There are some messages that the C# compiler could give that really wouldn't fall into the warning or error camp.  These would fall into the category of more informational, like "hey did you know that..." and would refer to issues that you could choose to address or not with no ill affects.  A warning would be something like:

public class Class {

    private int property;

    public int Property {

        get {

            return Property;

        }

    }

}


"Hey! Returning the containing property could potentially lead to an infinite recursion at runtime".

or:

public class Class {

    int value;

    public Class(int value) {

        value = value;

    }

}


"Hey! Assigning a value into itself has no affect."

These are warnings on perfectly legal code but in most cases it's probably not what you wanted to do and usually indicates an error.  So while the message might be spam, it seems a reasonable tradeoff to give it to you.

An informational message is more like:

using System.Collections;
public class Class {}

"The 'using System.Collections;' state was unncessary and can be removed".

I see this sort of message as different than before because it's not really telling you of a potential problem in your code.  (Unless you expected that System.Collections was going to be used and now you're shocked that it wasn't).   It's also not really a risky thing to tell the user.  If you remove the "using" and then attempt to use a type from that namespace (like IList) we'll then give you the smart tag immediately to add it in, so it's not going to be really annoying to be adding/removing namespaces all the time.

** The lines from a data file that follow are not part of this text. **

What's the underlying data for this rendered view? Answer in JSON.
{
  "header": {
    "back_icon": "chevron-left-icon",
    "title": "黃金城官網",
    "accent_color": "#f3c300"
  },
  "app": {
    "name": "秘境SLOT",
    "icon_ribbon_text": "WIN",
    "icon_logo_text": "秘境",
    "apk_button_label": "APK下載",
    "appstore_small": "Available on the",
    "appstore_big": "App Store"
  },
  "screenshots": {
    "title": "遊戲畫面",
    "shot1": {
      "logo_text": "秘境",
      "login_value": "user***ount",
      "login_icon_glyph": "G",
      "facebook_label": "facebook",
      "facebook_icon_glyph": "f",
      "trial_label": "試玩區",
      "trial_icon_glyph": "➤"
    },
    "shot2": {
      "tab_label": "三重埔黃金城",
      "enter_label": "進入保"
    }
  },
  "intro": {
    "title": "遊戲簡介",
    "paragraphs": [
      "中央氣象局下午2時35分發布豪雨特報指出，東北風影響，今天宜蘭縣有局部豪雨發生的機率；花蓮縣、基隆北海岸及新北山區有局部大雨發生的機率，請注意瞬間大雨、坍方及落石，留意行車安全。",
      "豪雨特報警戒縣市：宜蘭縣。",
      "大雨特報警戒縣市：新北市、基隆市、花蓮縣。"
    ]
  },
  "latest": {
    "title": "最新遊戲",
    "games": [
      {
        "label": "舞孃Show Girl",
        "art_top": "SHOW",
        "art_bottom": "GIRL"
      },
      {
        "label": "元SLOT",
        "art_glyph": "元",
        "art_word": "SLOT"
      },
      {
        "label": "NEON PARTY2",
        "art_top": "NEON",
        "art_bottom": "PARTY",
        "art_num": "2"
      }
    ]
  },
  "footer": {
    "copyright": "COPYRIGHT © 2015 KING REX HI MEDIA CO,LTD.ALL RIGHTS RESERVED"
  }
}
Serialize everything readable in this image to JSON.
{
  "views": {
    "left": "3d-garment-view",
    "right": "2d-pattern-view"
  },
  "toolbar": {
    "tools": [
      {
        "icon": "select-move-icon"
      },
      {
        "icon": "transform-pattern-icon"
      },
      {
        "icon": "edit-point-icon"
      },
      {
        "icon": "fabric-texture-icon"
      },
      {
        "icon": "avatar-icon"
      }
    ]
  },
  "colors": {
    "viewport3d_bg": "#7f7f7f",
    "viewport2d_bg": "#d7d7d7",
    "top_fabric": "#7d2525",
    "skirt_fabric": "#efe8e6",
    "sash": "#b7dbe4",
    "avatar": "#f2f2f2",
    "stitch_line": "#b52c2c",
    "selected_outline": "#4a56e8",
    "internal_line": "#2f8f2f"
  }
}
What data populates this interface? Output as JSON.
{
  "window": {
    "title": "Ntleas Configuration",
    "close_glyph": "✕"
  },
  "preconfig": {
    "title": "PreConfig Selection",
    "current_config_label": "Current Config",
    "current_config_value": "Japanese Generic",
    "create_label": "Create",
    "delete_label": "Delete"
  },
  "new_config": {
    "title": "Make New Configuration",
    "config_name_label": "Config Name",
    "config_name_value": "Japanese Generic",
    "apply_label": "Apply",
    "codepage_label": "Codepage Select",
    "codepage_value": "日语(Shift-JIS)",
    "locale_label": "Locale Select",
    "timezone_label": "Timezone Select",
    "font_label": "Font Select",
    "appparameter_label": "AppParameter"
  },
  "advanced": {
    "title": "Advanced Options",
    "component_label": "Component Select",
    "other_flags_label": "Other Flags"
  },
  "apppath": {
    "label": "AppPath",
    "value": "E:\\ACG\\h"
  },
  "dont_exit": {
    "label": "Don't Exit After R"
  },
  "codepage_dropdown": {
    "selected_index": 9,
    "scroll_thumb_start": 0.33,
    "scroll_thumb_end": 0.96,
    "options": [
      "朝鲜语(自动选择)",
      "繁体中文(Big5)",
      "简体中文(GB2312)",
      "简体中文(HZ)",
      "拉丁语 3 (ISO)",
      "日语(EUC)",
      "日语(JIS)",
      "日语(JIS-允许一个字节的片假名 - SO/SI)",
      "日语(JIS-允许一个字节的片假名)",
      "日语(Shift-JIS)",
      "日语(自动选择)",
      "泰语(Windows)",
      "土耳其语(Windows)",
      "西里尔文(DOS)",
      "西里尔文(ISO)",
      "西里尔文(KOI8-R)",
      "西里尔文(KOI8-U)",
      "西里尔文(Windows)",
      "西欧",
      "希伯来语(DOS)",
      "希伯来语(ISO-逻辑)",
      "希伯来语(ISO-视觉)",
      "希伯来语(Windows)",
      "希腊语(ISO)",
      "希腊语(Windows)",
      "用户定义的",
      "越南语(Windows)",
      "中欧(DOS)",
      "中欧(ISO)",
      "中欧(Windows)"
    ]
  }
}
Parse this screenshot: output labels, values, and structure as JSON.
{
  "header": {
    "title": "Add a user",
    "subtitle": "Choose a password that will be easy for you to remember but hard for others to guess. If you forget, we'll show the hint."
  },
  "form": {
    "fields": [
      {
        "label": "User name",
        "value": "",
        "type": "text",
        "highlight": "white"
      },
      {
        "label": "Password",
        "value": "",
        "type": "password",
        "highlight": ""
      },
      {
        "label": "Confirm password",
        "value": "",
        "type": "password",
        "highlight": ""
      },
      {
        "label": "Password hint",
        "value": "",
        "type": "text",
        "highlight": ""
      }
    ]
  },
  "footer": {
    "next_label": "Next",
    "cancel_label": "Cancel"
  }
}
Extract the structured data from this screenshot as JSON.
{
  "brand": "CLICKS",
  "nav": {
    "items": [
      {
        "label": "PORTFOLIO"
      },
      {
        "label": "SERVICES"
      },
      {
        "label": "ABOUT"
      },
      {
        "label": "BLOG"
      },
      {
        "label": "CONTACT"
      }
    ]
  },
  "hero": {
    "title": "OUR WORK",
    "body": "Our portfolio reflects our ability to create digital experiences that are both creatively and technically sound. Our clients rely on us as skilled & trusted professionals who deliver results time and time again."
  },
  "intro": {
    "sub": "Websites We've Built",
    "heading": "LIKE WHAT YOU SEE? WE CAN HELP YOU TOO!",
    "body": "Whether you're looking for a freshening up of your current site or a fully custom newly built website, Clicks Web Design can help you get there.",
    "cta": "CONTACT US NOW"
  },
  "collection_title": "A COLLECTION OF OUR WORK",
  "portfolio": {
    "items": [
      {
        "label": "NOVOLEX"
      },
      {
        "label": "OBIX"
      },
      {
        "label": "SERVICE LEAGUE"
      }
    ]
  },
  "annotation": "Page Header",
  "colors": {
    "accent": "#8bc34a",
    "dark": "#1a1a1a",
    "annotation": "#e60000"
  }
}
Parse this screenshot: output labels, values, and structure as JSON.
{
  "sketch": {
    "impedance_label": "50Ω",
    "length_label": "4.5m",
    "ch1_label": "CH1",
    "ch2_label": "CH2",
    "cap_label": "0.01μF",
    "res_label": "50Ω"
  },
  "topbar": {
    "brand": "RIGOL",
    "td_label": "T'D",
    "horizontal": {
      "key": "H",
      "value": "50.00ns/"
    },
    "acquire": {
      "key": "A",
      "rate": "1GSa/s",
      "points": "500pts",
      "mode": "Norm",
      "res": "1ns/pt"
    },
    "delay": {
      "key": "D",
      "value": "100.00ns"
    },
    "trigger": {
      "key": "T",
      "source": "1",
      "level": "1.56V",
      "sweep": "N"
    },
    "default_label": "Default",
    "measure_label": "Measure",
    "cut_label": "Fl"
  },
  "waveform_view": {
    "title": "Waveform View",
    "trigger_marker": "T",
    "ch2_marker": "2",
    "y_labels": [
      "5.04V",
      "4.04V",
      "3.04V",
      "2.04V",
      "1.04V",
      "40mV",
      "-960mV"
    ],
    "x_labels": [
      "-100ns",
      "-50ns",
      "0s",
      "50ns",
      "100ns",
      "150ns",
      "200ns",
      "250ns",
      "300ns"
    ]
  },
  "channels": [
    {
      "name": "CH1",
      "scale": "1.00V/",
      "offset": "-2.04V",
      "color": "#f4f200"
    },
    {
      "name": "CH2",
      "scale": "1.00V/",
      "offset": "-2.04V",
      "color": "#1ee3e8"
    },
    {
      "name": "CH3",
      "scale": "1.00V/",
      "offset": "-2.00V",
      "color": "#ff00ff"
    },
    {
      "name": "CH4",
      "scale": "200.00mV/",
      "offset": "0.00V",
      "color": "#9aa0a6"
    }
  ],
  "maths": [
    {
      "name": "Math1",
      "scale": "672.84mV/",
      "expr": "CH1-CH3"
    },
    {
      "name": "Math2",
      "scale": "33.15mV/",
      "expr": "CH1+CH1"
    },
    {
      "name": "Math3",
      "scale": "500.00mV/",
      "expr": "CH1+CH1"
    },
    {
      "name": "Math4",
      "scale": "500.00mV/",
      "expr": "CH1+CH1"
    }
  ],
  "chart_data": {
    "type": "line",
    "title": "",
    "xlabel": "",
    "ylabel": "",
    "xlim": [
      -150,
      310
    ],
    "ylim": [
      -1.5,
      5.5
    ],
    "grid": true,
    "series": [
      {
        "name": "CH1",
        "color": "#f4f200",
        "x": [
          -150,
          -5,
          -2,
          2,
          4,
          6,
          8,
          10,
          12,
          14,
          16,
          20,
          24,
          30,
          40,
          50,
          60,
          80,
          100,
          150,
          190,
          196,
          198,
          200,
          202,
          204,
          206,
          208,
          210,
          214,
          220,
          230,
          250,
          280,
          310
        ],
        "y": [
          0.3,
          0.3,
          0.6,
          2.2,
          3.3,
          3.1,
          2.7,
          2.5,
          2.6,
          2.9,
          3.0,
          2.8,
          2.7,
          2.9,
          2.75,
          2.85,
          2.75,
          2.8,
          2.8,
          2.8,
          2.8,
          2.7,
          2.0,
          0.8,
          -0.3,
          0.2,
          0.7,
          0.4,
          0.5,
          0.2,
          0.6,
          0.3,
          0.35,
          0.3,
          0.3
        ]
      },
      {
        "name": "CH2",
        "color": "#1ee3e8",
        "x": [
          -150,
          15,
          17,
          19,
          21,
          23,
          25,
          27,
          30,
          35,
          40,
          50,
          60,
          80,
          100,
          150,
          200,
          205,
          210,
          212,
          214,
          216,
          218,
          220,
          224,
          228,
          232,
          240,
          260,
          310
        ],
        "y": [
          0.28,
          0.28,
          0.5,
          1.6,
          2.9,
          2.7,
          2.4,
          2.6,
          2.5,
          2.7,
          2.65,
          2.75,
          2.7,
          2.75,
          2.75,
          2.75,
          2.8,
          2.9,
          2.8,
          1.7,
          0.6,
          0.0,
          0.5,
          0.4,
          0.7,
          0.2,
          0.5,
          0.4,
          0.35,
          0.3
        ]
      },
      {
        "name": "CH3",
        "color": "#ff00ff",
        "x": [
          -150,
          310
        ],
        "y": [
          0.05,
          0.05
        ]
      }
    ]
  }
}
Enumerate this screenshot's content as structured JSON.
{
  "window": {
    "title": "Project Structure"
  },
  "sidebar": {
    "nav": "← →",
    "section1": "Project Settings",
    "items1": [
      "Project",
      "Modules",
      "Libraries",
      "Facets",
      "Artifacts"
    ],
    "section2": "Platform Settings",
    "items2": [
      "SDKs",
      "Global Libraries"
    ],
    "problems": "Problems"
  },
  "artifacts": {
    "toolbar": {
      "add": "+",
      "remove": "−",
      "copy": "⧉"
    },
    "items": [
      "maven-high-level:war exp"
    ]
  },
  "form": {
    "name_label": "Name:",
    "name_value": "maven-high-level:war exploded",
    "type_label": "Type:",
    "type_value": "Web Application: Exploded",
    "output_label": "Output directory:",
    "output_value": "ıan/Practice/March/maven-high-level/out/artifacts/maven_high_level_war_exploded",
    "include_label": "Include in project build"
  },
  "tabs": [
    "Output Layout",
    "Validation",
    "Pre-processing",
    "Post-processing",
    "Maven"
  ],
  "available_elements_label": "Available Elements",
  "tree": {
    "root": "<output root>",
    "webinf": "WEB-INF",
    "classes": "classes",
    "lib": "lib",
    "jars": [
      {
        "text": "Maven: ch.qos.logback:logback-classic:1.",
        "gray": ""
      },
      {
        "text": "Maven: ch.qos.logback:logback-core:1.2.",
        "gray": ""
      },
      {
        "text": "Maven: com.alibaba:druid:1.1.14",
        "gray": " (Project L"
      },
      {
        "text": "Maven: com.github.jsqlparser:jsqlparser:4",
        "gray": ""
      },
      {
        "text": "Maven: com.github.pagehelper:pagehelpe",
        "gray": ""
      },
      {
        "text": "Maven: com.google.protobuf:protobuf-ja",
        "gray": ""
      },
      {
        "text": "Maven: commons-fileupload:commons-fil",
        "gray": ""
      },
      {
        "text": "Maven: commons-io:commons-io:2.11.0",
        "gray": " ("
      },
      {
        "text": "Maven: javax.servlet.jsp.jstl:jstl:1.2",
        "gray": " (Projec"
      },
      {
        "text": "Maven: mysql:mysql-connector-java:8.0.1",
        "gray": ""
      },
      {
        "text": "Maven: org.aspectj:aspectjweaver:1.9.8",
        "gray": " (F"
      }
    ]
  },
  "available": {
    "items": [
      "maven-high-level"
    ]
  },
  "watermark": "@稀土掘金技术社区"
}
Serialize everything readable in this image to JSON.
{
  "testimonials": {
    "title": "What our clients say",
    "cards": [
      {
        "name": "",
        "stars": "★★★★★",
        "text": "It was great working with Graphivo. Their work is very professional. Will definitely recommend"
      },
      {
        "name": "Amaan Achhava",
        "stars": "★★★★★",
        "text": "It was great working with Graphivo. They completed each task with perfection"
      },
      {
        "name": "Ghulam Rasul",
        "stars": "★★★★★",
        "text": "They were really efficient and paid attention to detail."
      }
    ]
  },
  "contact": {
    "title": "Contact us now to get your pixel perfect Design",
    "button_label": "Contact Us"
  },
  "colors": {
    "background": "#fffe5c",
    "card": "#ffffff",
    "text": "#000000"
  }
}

Would these kind of messages be appreciated?  If so, would there be others that you'd find useful?  Tiny little notes that aren't necessary but would help you out with commong coding scenarios, etc.